(Problem requirements) The word "your" occurs in some lines of the listing. Copy those lines.

= Beginning of Section =

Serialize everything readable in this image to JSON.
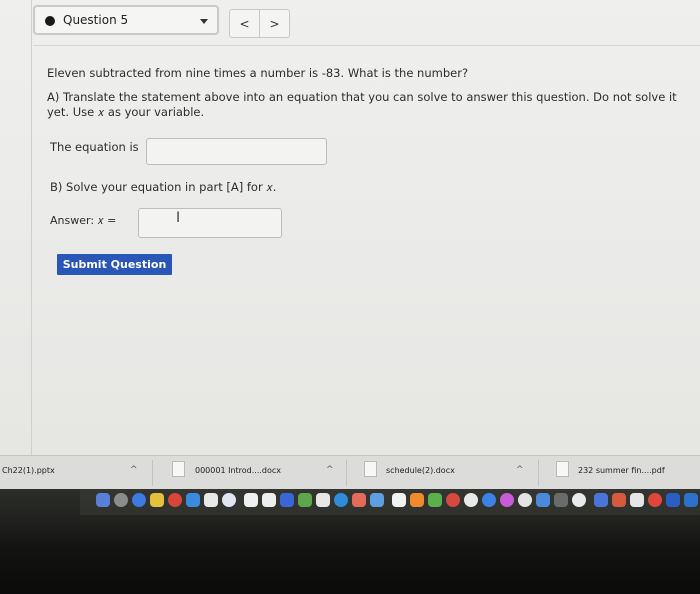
{
  "header": {
    "question_select": "Question 5",
    "prev_label": "<",
    "next_label": ">"
  },
  "question": {
    "text": "Eleven subtracted from nine times a number is -83. What is the number?",
    "part_a": "A) Translate the statement above into an equation that you can solve to answer this question. Do not solve it yet. Use 𝑥 as your variable.",
    "equation_label": "The equation is",
    "equation_value": "",
    "part_b": "B) Solve your equation in part [A] for 𝑥.",
    "answer_label": "Answer: 𝑥 =",
    "answer_value": "",
    "submit_label": "Submit Question"
  },
  "downloads": [
    {
      "name": "Ch22(1).pptx"
    },
    {
      "name": "000001 Introd....docx"
    },
    {
      "name": "schedule(2).docx"
    },
    {
      "name": "232 summer fin....pdf"
    }
  ],
  "colors": {
    "accent": "#2a56b8",
    "page_bg": "#ececea",
    "dock_bg": "#1a1a18"
  }
}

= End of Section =

(Solution to this exercise)
    "part_a": "A) Translate the statement above into an equation that you can solve to answer this question. Do not solve it yet. Use 𝑥 as your variable.",
    "part_b": "B) Solve your equation in part [A] for 𝑥.",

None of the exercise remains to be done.